With the scope of Clan na Gael now narrowed, and Devoy and Cohalan removed from the picture, McGarrity becomes chairman of the organisation. He does not support the founding of Fianna Fáil in 1926 and opposes the party’s entry into the Dáil in 1927. Even after the Irish Civil War, he still supports the idea that a 32-county Irish Republic can be achieved through force. in the spring of 1926, he receives Chief of Staff of the Irish Republican Army Andrew Cooney to the United States. Cooney and Clan na Gael formally agree that each organisation will support the other and that Clan na Gael will raise funds, purchase weapons and build support for the IRA in the United States.

Going into the late 1920s though Clan na Gael, as are most Irish American organisations, is struggling. Having limped past the split caused by the Irish Civil War, the rejection of Fianna Fáil has caused a second split in the membership. Many Irish Americans see the IRA and Fianna Fáil as one and the same at that point and Clan na Gael and McGarrity’s hostility to them causes much friction.

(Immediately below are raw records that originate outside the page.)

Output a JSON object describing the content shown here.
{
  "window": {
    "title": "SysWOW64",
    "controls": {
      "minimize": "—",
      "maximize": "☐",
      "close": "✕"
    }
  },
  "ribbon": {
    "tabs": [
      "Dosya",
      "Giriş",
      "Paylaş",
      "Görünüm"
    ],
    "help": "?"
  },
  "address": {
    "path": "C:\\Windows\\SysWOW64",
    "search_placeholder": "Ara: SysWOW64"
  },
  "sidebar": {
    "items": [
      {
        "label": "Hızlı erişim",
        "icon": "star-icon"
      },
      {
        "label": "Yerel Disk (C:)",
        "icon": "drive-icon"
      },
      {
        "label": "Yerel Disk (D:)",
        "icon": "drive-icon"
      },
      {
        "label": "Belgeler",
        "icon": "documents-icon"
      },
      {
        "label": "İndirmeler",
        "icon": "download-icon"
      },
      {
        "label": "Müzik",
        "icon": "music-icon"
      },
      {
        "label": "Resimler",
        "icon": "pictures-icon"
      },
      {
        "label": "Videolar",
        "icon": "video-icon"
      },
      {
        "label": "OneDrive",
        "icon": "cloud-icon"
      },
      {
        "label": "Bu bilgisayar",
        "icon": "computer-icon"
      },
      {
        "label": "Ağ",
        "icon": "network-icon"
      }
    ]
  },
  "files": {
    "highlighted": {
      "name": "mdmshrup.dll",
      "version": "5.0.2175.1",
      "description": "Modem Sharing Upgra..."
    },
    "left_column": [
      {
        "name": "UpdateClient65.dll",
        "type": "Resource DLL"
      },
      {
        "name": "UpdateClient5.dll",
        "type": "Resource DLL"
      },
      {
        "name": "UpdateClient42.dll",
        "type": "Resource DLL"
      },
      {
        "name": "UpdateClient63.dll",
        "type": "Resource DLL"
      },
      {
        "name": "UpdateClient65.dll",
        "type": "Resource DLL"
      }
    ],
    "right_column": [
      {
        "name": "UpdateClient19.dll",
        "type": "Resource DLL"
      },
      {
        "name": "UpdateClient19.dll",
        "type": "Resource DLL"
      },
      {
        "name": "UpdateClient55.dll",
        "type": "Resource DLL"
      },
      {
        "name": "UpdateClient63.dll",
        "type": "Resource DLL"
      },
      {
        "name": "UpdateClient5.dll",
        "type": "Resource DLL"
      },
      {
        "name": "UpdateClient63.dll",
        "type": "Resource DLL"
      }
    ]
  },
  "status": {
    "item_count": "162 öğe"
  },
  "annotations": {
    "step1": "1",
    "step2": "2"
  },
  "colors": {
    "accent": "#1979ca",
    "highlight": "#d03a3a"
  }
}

By July 1929, the Clan’s membership in one of its strongholds, New York City, is down to just 620 paid members. Then in October of that same year Wall Street crashes and the Great Depression hits. In 1933 McGarrity is left almost bankrupt after he is found guilty of “false bookkeeping entries.” His livelihood is saved when he becomes one of the main ticket agents in the United States for the Irish Hospitals’ Sweepstake. He is a personal friend of Joseph McGrath, one of the founders of the Sweepstake. The sweepstakes allow him to turn his fortunes around.

Despite the trying times of both Clan na Gael and his personal life, McGarrity holds fast in his belief in physical force Irish Republicanism. In 1939 he supports the demand from Seán Russell for the “S-Plan” bombing campaign in Britain, which proves disastrous. He allegedly meets Hermann Göring in Berlin in 1939 to ask for aid for the IRA, which leads indirectly to “Plan Kathleen.”

McGarrity is a lifelong friend of fellow Carrickmore native and avid Republican, Patrick McCartan. When he dies on September 4, 1940 a mass is held in the St. Mary’s Pro-Cathedral in Dublin. He remains an unrepentant physical force republican all his life. A number of McGarrity’s papers are in the National Library of Ireland. He donates his personal Library to Villanova University.

The IRA signs all its statements ‘J.J. McGarrity’ until 1969 when the organisation splits into the ‘Official‘ and ‘Provisional‘ movements. Thereafter the term continues to be used by the Officials while the Provisionals adopt the moniker ‘P.O’Neill.’